> EXERCISE DIRECTIONS:
Repeat the records word for word, excluding any picture.

______________________________

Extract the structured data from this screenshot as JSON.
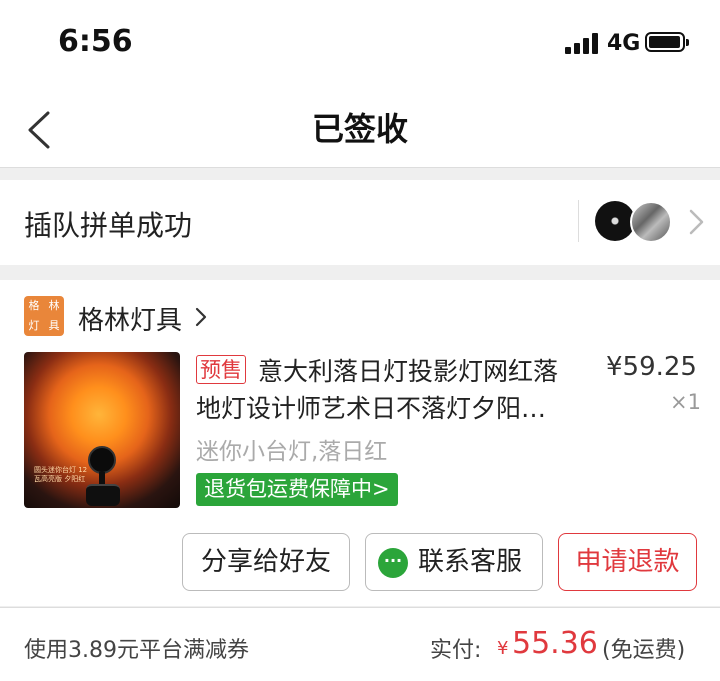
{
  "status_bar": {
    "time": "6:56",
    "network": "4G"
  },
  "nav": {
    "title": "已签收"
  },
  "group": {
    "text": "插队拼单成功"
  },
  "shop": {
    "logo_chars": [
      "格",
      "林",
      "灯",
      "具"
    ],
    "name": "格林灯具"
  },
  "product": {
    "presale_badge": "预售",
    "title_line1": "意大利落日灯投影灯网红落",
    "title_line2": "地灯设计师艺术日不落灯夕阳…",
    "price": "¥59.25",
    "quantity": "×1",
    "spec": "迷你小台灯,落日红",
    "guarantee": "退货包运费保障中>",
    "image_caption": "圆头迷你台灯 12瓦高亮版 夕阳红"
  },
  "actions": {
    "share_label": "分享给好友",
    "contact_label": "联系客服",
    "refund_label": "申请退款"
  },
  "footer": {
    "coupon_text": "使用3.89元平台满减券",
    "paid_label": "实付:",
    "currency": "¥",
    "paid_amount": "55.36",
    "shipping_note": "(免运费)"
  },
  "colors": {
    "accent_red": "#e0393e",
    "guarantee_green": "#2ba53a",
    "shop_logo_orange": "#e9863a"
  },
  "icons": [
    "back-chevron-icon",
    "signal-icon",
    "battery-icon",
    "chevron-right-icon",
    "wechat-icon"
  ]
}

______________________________

> WRITTEN REPLY:
Extract the structured data from this screenshot as JSON.
{
  "status_bar": {
    "time": "6:56",
    "network": "4G"
  },
  "nav": {
    "title": "已签收"
  },
  "group": {
    "text": "插队拼单成功"
  },
  "shop": {
    "logo_chars": [
      "格",
      "林",
      "灯",
      "具"
    ],
    "name": "格林灯具"
  },
  "product": {
    "presale_badge": "预售",
    "title_line1": "意大利落日灯投影灯网红落",
    "title_line2": "地灯设计师艺术日不落灯夕阳…",
    "price": "¥59.25",
    "quantity": "×1",
    "spec": "迷你小台灯,落日红",
    "guarantee": "退货包运费保障中>",
    "image_caption": "圆头迷你台灯 12瓦高亮版 夕阳红"
  },
  "actions": {
    "share_label": "分享给好友",
    "contact_label": "联系客服",
    "refund_label": "申请退款"
  },
  "footer": {
    "coupon_text": "使用3.89元平台满减券",
    "paid_label": "实付:",
    "currency": "¥",
    "paid_amount": "55.36",
    "shipping_note": "(免运费)"
  },
  "colors": {
    "accent_red": "#e0393e",
    "guarantee_green": "#2ba53a",
    "shop_logo_orange": "#e9863a"
  },
  "icons": [
    "back-chevron-icon",
    "signal-icon",
    "battery-icon",
    "chevron-right-icon",
    "wechat-icon"
  ]
}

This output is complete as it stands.